Snake sneaks in
* Snakes can find refuge in the oddest of places in human dwellings. A Common krait, India's most venomous species, was found by rescue expert Salim Khan snuggling into a pile of clothes in a wall cupboard of a Sector 43 house in Chandigarh last monsoon. Vikram Jit Singh writeschandigarh Updated: Apr 19, 2014 20:12 IST
* Snakes can find refuge in the oddest of places in human dwellings. A Common krait, India's most venomous species, was found by rescue expert Salim Khan snuggling into a pile of clothes in a wall cupboard of a Sector 43 house in Chandigarh last monsoon.
Wise wildlife workers and field researchers as a matter of routine precaution check their shoes and personal gear before donning these. Dinto David, a BPO employee in Bangalore, came home after a night-shift. He glimpsed a Spectacled cobra race away and hide in his rooms. He summoned Mohan Krish, an expert who has saved 12,000 snakes in his 19-year career as a rescue volunteer. Krish searched David's kitchen, a box full of books, and virtually every nook and cranny of the house but could not find the snake. Krish finally took a look at the shoes lying under the TV table and discerned a movement in one of the sneakers. As he pulled out the sneaker, a 2.5-foot Spectacled cobra sprang up with its hood inflated as if an Easter lily had suddenly bloomed and stood gloriously erect. Krish caught hold of the cobra and later rehabilitated it in a suitable habitat. David was happy, he could now don his sneakers without fear and plan his workout in the gym later that day. Photo: Mohan Krish
RIFLES & REVOLVING RAANIS
* The eccentricities and riches of the native nobility in the Raj era were acutely reflected in the sporting firearms they would commission from English gunmakers. Not only were the firearms engraved in precious metals but the royal crest of arms and State emblems were so exquisitely depicted that these qualified as pieces of art, apart from the weapons' superlative firing and reliability. Many of these kingly possessions have found their way back to England and are auctioned to vintage collectors. Some fine weapons were put to the hammer by Holt's Auctioneers this past year, which included an obsolete .360 bore commissioned by the late Maharaja of Dholpur in Rajasthan. This was a double-barrel rifle made by Alex R. Henry and Holt's auctioned it for 11,000 English pounds. The rifle had the features of a back-action, sidelock, non-ejector and open sights with an ivorine insert. One of the world's finest sporting rifles was the .375 Magnum by Holland & Holland. One of these with a a hand-detachable sidelock ejector, double-barrels and formerly the property of the late Maharaja of Kotah in Rajasthan went for the hammer price of 26,000 pounds.
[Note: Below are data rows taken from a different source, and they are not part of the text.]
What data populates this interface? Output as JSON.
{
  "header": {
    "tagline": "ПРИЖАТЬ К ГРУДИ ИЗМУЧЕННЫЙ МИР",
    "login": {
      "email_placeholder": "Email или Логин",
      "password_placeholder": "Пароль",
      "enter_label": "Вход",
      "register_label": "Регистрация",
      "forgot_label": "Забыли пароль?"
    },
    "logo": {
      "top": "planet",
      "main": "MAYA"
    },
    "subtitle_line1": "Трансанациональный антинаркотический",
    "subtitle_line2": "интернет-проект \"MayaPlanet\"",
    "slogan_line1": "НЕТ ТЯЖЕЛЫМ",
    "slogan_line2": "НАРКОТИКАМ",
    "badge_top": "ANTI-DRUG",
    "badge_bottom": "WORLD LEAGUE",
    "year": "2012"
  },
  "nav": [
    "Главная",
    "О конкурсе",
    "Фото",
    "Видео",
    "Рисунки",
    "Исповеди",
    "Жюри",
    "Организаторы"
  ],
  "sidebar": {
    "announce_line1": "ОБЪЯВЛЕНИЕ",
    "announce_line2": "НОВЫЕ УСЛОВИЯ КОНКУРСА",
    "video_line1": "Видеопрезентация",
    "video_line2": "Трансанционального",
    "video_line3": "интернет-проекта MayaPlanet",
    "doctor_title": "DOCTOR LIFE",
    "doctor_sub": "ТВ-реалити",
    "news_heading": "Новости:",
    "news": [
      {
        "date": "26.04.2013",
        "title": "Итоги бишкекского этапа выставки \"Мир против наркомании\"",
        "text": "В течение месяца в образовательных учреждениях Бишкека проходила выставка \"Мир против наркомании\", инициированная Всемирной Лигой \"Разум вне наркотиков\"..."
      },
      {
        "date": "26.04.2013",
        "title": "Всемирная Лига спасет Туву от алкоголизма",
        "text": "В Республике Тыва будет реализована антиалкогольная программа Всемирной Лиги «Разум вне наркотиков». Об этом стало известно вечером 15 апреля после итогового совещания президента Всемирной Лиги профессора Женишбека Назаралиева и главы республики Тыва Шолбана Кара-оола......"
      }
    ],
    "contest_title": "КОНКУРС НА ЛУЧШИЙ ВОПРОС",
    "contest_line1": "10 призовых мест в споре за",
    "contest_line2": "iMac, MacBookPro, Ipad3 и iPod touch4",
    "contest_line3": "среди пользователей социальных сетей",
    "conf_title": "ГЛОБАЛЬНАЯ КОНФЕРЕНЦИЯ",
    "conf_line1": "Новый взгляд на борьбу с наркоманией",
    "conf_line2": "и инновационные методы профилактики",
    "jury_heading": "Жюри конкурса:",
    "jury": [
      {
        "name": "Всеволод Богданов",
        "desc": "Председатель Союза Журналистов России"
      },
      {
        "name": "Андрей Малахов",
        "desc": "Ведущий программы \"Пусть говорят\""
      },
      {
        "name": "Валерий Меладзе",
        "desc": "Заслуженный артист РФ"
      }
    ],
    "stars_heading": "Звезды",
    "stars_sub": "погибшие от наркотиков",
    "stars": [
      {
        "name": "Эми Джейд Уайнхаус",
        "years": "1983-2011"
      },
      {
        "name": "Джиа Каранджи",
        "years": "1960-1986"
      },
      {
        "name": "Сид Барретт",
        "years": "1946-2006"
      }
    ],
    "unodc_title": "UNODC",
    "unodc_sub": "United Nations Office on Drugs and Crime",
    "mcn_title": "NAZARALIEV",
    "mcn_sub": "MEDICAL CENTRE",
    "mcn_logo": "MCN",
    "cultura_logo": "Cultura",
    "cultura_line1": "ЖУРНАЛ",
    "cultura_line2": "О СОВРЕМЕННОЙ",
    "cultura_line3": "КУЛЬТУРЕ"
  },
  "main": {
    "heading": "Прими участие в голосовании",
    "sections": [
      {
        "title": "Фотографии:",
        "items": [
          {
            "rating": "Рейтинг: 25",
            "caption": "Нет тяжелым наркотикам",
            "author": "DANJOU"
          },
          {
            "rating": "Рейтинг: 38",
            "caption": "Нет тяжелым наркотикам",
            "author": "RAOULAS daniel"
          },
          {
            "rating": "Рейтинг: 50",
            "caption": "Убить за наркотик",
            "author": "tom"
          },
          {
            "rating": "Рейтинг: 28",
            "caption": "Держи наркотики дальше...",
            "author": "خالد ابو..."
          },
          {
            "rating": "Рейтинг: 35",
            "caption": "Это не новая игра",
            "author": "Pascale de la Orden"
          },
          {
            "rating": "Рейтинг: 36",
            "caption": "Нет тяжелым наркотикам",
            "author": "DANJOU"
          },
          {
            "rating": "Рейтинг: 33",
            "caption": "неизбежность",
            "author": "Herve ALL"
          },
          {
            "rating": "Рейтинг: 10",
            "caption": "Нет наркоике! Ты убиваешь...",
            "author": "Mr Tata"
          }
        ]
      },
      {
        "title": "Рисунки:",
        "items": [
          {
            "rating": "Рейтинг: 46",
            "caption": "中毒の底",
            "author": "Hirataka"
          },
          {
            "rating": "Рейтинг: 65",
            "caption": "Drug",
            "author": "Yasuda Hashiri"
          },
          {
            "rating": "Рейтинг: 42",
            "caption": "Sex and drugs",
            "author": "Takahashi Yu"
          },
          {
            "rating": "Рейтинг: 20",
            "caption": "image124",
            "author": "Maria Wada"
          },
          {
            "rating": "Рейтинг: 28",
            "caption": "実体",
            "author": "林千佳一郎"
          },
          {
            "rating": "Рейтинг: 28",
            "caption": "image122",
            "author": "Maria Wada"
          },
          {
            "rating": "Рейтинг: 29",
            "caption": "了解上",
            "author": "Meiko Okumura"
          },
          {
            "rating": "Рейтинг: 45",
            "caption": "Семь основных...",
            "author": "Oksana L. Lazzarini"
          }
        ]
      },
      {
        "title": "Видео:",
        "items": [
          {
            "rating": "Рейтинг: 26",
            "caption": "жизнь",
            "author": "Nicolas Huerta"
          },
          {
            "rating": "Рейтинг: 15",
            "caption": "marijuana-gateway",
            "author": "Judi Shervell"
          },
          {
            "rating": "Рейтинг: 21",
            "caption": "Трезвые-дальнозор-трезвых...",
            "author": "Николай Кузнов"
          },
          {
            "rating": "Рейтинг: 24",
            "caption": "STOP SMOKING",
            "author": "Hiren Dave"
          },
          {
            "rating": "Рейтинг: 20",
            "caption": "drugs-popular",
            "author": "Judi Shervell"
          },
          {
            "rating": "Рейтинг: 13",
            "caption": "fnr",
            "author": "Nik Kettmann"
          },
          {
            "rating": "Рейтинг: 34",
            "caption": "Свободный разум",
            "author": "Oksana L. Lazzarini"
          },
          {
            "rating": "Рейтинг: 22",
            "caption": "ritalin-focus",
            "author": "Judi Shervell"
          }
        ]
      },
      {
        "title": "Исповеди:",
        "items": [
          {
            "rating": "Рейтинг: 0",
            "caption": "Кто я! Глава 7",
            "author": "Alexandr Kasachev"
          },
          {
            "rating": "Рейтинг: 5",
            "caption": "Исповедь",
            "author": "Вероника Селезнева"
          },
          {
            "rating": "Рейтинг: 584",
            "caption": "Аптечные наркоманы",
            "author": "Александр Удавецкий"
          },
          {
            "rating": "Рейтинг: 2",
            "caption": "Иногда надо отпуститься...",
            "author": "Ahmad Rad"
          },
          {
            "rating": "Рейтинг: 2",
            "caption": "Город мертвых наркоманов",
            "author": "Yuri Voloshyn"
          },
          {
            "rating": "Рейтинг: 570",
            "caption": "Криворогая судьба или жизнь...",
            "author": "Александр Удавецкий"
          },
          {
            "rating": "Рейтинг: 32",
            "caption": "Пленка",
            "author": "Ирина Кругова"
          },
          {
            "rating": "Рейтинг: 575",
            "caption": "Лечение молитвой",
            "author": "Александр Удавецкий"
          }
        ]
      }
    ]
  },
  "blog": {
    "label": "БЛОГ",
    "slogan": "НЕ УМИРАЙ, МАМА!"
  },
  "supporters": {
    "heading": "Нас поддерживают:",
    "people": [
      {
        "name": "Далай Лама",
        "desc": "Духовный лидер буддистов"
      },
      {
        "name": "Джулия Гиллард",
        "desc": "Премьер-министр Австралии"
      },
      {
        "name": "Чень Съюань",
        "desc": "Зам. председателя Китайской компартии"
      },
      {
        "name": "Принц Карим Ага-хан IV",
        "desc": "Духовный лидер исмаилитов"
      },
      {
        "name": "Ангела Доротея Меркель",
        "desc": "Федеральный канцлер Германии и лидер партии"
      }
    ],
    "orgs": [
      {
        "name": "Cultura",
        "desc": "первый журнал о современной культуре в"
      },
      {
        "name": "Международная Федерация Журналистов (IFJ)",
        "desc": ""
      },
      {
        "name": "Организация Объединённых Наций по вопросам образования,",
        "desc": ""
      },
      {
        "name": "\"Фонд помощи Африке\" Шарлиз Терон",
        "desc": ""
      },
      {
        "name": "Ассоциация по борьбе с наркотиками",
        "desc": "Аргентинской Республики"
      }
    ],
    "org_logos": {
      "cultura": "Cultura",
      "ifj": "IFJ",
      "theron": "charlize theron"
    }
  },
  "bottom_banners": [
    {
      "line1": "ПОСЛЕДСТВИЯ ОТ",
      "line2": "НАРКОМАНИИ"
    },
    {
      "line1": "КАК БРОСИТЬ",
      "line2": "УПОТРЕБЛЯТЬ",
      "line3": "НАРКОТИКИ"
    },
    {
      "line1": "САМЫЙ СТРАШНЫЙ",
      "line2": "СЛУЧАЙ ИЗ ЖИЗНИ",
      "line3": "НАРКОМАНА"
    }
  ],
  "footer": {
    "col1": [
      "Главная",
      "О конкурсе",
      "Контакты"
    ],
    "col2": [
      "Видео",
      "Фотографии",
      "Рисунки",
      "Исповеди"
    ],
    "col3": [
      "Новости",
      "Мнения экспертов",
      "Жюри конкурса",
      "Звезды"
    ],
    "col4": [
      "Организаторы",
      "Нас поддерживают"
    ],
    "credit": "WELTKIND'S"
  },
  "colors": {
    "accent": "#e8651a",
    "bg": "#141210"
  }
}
When it comes to shotguns, the gunmaker, James Purdey & Sons of London, is pre-eminent. A charming pair of two-inch-chambered, lightweight Purdeys in their maker’s case, completed in November 1935 with 28-inch barrels for the late Maharaja of Nawanagar, fetched 15,000 pounds at Holt's. Up for auction on June 19 at Holt's will be another Raj firearm belonging to the late Maharao Shri Khengarji III of Kutch, reckoned as one of the longest ruling monarchs of the world (1875-'42). CAPTION: The Nawanagar Purdeys. Holt's Auctioneers photo
DIYE JALTE HAIN
* The other night in the Siswan dam jungles, I was amazed at the number of sambar eyes that popped up. If you can imagine a pair of 'jugnus' (fireflies) hovering close to each other and looking deeply into each other's eyes on a dark, still night, you will get a sense of how the eyes of a sambar shine in reflected light. Alternatively, visualise pairs of diyas that light up at short intervals and seem to be placed by nature on the dark outlines of shrubs to celebrate the night after its long banishment by the sun god. I learnt that when the eyes are very closely set, it means the sambar is a small one. If a human is on foot, sambars do not stay long in the light flashed at them but in the glare of a vehicle's lights the deer are almost rooted to the spot and is taken advantage of by hunters and poachers. On one sterling occasion, a line of sambars caught in a flashlight jumped effortlessly over an eight-feet-high crop fence. There was an Olympian grace and wild muscle to that spectacle because the deer had not taken a long run to clear the fence. Just up, and gone. CAPTION: Sambars at night. Bipul Karmakar photo